37. a) Land turtles began venturing back into the ocean at least 200 million years ago, according to the fossil record.

38. d) 87,576 sharks were caught, and of these about 50,000 were finned, and then the rest of the shark was thrown back into the sea. A delicacy to some, the fins sell for between $18 and $70 per pound.

39. d) ‘Alalā prefer mixed koa-‘ōhi‘a forest, and their only remaining habitat is in south Kona on the Big Island.

40. d) Mice. The University of Hawai‘i is at the forefront of cloning research.

41. d) The rare carnivorous caterpillars grasp insects with stubby claws.

42. b) The lava flows were bombed by aircraft in an unsuccessful attempt to redirect the lava flows.

43. d) Pulmonary edema caused by inhaling steam caused their lungs to fill up with fluid, preventing their hearts from pumping blood fast enough.

44. b) The humpback whale’s Class is Mammalia, its Order is Cetacea, SubOrder Mysticeti, Family Balaenopteridae, Genus Megaptera, and Species Novaeangliae.

45. a) Megaptera means “Big winged,” and Novaeangliae means “New England.”

46. b) The octopus is one of the most intelligent of all the reef animals.

47. c) Sea urchins sometimes graze algae during the day, but more commonly the feed on the algae in the evening.
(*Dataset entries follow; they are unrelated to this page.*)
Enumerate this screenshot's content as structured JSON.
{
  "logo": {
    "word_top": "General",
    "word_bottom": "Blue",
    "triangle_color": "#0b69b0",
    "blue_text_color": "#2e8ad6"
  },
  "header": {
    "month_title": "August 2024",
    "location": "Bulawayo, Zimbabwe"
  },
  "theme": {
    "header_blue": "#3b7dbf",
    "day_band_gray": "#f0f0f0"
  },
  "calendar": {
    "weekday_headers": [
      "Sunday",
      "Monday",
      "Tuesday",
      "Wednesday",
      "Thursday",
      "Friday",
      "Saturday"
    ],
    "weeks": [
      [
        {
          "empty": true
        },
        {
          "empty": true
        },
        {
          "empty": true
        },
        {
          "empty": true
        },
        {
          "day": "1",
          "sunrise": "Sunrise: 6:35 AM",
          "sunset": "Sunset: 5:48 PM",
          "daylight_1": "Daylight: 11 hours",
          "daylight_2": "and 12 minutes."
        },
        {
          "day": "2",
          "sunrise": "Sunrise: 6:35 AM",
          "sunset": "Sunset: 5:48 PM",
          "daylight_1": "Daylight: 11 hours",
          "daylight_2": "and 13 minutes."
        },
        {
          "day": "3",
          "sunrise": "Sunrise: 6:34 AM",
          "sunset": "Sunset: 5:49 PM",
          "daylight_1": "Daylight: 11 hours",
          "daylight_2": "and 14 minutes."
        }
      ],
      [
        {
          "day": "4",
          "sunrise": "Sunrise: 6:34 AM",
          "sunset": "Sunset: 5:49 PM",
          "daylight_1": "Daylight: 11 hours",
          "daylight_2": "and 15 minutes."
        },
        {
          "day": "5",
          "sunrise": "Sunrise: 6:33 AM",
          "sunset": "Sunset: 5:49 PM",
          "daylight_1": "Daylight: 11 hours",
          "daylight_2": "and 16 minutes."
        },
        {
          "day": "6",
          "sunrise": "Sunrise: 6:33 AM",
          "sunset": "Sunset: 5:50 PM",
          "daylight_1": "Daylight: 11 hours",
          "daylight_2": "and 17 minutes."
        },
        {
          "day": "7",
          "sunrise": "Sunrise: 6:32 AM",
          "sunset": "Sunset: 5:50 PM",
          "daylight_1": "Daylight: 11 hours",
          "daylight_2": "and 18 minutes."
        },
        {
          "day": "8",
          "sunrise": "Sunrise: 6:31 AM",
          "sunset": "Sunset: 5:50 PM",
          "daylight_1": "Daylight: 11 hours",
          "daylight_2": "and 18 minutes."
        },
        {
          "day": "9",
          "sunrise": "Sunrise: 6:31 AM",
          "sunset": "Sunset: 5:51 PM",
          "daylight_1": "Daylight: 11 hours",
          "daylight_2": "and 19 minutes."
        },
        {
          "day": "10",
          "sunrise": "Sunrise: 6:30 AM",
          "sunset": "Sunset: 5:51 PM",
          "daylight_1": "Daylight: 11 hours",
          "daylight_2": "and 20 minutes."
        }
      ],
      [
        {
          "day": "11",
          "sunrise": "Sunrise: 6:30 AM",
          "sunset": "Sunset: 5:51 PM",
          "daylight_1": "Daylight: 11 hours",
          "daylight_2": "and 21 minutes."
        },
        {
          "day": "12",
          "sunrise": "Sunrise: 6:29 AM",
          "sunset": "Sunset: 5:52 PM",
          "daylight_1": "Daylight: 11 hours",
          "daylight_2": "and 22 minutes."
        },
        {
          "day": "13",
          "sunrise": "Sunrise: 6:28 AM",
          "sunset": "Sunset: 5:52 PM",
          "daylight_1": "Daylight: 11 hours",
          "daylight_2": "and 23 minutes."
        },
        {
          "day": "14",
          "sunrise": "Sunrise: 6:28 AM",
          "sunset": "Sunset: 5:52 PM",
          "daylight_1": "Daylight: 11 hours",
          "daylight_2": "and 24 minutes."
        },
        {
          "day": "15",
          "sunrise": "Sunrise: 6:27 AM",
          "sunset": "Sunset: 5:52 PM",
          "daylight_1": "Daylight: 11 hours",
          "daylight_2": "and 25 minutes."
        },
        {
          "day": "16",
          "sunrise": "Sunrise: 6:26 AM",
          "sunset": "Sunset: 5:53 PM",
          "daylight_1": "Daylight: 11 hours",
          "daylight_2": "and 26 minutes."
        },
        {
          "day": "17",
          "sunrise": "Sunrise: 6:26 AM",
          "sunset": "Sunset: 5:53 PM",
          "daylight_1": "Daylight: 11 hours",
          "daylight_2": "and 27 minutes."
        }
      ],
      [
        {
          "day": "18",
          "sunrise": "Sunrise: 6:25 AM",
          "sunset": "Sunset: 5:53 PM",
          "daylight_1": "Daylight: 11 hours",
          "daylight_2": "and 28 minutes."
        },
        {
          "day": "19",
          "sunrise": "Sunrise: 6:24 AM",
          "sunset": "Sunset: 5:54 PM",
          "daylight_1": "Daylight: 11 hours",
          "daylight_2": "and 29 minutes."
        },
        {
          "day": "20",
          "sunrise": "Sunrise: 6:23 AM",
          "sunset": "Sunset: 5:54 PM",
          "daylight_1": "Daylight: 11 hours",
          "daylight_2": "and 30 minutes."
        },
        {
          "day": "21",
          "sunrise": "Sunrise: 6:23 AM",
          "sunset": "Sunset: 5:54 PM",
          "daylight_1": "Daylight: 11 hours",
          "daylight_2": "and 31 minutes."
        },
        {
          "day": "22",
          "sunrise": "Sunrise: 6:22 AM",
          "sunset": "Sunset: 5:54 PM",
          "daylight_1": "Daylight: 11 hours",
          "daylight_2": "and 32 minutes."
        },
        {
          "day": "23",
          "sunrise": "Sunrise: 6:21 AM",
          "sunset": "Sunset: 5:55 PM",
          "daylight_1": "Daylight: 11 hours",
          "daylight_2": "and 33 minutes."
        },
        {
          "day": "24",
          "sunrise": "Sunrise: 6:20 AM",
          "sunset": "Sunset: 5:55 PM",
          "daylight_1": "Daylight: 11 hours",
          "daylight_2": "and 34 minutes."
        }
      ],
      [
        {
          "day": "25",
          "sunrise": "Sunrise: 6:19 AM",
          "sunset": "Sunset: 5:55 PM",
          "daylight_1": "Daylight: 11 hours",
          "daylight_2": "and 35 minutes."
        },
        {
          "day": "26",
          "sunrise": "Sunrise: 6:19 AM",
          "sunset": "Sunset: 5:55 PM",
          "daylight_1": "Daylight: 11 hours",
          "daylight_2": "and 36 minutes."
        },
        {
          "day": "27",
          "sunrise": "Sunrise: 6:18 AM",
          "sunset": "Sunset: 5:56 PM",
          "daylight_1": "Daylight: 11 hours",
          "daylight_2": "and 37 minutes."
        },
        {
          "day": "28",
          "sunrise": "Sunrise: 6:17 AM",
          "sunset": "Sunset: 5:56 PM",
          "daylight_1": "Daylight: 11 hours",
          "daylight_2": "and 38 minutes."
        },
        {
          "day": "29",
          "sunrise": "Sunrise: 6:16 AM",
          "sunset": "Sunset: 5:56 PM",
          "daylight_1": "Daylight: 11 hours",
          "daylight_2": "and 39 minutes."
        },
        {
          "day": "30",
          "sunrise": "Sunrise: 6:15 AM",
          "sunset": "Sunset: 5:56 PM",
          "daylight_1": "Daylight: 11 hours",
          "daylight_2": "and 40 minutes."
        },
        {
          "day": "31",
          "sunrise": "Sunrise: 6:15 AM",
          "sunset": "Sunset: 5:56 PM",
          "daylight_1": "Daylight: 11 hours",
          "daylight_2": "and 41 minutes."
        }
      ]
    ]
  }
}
48. c) The calices are the skeletal cups that make up the coral colonies. (Say that 5 times fast!)

49. a) Pu‘u ‘Ō‘ō crater erupted and collapsed, coating the surrounding area with a kind of volcanic rust.

50. b) Butterflyfish. Other Hawaiian species of butterflyfish include Threadfin, Multiband, Ornate, Chevron, Teardrop, and Tinker’s.